Beijing’s cross-strait actions could extend to South China Sea dispute
US House Speaker Nancy Pelosi’s controversial visit to Taiwan last month dominated headlines for its potential ramification on cross-strait relations. In response, China carried out the largest-ever military exercises in the Taiwan Strait, ushering what analysts called a “new normal”. While the response has been widely criticised as an overreaction, this “new normal” did not occur overnight. Instead, the incident revealed China’s plans across the strait.
The “new normal” refers to China’s increased provocations against Taiwan. Since September 2020, there has been an increased frequency of incursions by the People’s Liberation Army (PLA). For instance, in the first week of September alone, Taiwanese officials have detected 120 PLA military aircrafts and 35 navy vessels around its territory. These numbers are stark compared to the estimated 380 Chinese incursions in the entire 2020.
Essentially, this “new normal” represents China’s attempt to alter the status quo on the Taiwan Strait. The military incursions aim to erode Taiwan’s territorial control and sanctions hope to suffocate its economy, while a recently published white paper seeks to strengthen Beijing’s legal claim over the island.
While the drills raised alarm bells internationally, Beijing remained unconcerned as it was primarily targeted at a domestic audience. Within China, nationalism has surged under the banner of Xi Jinping’s national rejuvenation and at the heart of this Chinese dream is reunification with Taiwan. The island is seen as an ungained right from the civil war. Reunification with Taiwan would be to reclaim China’s greatness but more importantly, the Communist Party’s eminence.
Despite the scale of the military exercises, the Chinese nationals were unimpressed. Prior to Pelosi’s visit, Beijing had warned that “those who play with fire will perish by it” but the few practice rounds hardly came across as perishing.
Although Beijing’s response seems like an overreaction to outsiders, within China the government has been criticised for doing too little. Beijing was, in fact, exercising restraint over the issue, attempting to strike a balance between nationalism and international peace.
Abroad, Beijing’s worrisome behaviour in the Taiwan Strait has severely undermined the soft power it worked so hard to cultivate. This matters, especially in Taiwan, if Beijing hopes to win the hearts and minds of the people. But try-hards hardly ever succeed becoming popular.
Throughout the fiasco, the Taiwanese remained calm, continuing with their lives as normal. While the media did offer regular reporting, it did not emphasise the scale or consequences of the exercises in the way international news did. The drills did not warrant breaking news as Chinese incursions were frequent to the point of normal. But underneath the calm, there was a lingering anxiety.

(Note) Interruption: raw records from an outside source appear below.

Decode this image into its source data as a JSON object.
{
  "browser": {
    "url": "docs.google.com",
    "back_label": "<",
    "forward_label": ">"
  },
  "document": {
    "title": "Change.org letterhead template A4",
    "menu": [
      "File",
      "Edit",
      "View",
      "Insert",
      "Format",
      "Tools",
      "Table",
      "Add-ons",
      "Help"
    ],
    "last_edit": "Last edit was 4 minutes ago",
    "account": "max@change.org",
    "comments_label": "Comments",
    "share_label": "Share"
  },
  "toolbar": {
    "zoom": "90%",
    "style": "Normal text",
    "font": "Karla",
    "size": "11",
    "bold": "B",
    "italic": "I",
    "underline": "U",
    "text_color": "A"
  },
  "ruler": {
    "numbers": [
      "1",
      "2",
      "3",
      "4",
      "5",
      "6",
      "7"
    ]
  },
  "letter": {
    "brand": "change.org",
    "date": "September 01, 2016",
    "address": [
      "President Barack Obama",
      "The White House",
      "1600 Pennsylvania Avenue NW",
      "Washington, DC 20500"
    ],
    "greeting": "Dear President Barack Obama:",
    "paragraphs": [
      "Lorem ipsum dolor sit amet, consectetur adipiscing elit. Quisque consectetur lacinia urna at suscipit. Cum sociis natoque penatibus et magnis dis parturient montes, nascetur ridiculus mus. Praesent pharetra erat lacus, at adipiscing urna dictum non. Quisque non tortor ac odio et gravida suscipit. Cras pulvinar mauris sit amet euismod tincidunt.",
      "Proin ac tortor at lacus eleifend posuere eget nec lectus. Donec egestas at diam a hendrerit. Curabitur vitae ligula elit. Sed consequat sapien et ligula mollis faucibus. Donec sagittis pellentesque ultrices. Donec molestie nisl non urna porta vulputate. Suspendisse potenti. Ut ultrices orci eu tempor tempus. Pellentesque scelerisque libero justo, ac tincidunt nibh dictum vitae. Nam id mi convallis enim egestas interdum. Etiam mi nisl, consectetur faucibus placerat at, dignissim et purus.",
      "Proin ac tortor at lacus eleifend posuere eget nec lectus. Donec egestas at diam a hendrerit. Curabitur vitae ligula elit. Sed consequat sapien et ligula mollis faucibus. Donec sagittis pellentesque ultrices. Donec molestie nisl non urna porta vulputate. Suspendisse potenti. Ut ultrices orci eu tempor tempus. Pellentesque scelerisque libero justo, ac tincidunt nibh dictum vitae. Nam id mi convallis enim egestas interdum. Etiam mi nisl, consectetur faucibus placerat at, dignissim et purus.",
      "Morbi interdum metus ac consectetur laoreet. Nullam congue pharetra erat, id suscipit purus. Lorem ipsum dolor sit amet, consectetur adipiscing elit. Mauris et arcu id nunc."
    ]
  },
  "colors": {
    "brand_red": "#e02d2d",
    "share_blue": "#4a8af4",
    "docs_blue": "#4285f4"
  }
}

In the advent of Pelosi’s visit, Taipei prepared air raid shelters, including updating the database of designated shelters, putting the locations on a smartphone app, and launching a social media and poster campaign to ensure that the people knew how to find the closest shelter. Instead of panicking, the Taiwanese are pursuing a strategy of preparedness.
For decades, Taiwan has endured China’s bullying, and the threat of invasion only grows more pressing as the latter’s power expands. While Taiwan remains resolute defending its territorial integrity, the “new normal” means living with the increased tensions, uncertainty and threats.
Cross-strait relations are now at a delicate balance. If conflict breaks out, the ramifications on the global economy will be catastrophic. China will not be spared from this tragedy and conflict is unlikely to happen soon, especially not while Xi remains in power, but the Taiwan question will only grow more urgent as 2049 inches closer. It marks the 100th year anniversary of the People’s Republic of China, the year Xi’s Chinese dream is set to be realised. This leaves less than 27 years before Beijing will act for reunification.
Despite China’s insistence that this is an internal issue, the regional and global repercussions of the Taiwan question make it an international issue. Beijing’s actions in the strait will have consequences for other territorial disputes, such as the South China Sea.
Given Malaysia’s territorial disputes with China, Putrajaya cannot afford to stand by idly. Upholding the One China Policy is not synonymous with letting Beijing have its way, but rather about preserving the status quo. In the least, Putrajaya must make a clear stance on what principles to defend and champion, and it should be pursued in the name of peace. Failing to do so would risk the “new normal” extending across the Indo-Pacific.
This article was also published as “China’s actions in Taiwan Strait may extend to South China Sea disputes” in New Straits Times on 20 September 2022.